App and web page records:
---------------

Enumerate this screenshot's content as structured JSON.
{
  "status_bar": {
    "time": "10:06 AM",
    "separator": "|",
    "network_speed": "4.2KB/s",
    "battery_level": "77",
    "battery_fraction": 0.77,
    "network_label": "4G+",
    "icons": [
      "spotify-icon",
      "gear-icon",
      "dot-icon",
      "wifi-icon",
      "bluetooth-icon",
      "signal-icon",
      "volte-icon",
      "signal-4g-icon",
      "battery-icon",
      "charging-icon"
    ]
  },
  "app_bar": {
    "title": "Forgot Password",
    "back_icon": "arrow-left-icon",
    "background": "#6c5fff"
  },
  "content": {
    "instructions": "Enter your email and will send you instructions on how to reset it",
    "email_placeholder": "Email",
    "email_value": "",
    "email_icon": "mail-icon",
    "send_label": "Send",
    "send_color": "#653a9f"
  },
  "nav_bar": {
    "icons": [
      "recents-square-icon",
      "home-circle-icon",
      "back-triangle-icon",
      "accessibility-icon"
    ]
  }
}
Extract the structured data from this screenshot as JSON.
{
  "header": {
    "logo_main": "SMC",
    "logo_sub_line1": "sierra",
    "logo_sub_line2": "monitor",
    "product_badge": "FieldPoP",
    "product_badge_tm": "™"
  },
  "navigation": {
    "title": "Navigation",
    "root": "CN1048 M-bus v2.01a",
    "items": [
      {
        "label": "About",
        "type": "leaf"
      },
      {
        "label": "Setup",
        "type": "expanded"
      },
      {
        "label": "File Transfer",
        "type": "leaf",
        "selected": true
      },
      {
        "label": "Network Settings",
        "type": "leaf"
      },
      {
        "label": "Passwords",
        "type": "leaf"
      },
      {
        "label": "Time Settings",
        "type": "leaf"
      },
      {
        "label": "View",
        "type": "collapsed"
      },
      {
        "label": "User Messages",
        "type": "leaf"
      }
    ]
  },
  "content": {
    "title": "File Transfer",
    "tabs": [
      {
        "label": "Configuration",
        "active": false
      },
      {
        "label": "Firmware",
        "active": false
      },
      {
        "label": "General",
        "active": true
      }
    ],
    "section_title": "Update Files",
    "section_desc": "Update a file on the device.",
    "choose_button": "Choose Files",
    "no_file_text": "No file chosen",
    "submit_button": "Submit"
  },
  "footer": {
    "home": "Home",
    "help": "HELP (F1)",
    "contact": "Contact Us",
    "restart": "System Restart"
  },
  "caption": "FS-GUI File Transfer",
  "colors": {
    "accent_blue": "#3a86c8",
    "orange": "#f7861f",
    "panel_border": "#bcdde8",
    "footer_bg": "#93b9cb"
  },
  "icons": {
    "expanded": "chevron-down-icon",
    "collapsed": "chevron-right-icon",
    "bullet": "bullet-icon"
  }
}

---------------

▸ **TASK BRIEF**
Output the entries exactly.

▸ **COMPLETED TASK**
Enumerate this screenshot's content as structured JSON.
{
  "status_bar": {
    "time": "10:06 AM",
    "separator": "|",
    "network_speed": "4.2KB/s",
    "battery_level": "77",
    "battery_fraction": 0.77,
    "network_label": "4G+",
    "icons": [
      "spotify-icon",
      "gear-icon",
      "dot-icon",
      "wifi-icon",
      "bluetooth-icon",
      "signal-icon",
      "volte-icon",
      "signal-4g-icon",
      "battery-icon",
      "charging-icon"
    ]
  },
  "app_bar": {
    "title": "Forgot Password",
    "back_icon": "arrow-left-icon",
    "background": "#6c5fff"
  },
  "content": {
    "instructions": "Enter your email and will send you instructions on how to reset it",
    "email_placeholder": "Email",
    "email_value": "",
    "email_icon": "mail-icon",
    "send_label": "Send",
    "send_color": "#653a9f"
  },
  "nav_bar": {
    "icons": [
      "recents-square-icon",
      "home-circle-icon",
      "back-triangle-icon",
      "accessibility-icon"
    ]
  }
}
Extract the structured data from this screenshot as JSON.
{
  "header": {
    "logo_main": "SMC",
    "logo_sub_line1": "sierra",
    "logo_sub_line2": "monitor",
    "product_badge": "FieldPoP",
    "product_badge_tm": "™"
  },
  "navigation": {
    "title": "Navigation",
    "root": "CN1048 M-bus v2.01a",
    "items": [
      {
        "label": "About",
        "type": "leaf"
      },
      {
        "label": "Setup",
        "type": "expanded"
      },
      {
        "label": "File Transfer",
        "type": "leaf",
        "selected": true
      },
      {
        "label": "Network Settings",
        "type": "leaf"
      },
      {
        "label": "Passwords",
        "type": "leaf"
      },
      {
        "label": "Time Settings",
        "type": "leaf"
      },
      {
        "label": "View",
        "type": "collapsed"
      },
      {
        "label": "User Messages",
        "type": "leaf"
      }
    ]
  },
  "content": {
    "title": "File Transfer",
    "tabs": [
      {
        "label": "Configuration",
        "active": false
      },
      {
        "label": "Firmware",
        "active": false
      },
      {
        "label": "General",
        "active": true
      }
    ],
    "section_title": "Update Files",
    "section_desc": "Update a file on the device.",
    "choose_button": "Choose Files",
    "no_file_text": "No file chosen",
    "submit_button": "Submit"
  },
  "footer": {
    "home": "Home",
    "help": "HELP (F1)",
    "contact": "Contact Us",
    "restart": "System Restart"
  },
  "caption": "FS-GUI File Transfer",
  "colors": {
    "accent_blue": "#3a86c8",
    "orange": "#f7861f",
    "panel_border": "#bcdde8",
    "footer_bg": "#93b9cb"
  },
  "icons": {
    "expanded": "chevron-down-icon",
    "collapsed": "chevron-right-icon",
    "bullet": "bullet-icon"
  }
}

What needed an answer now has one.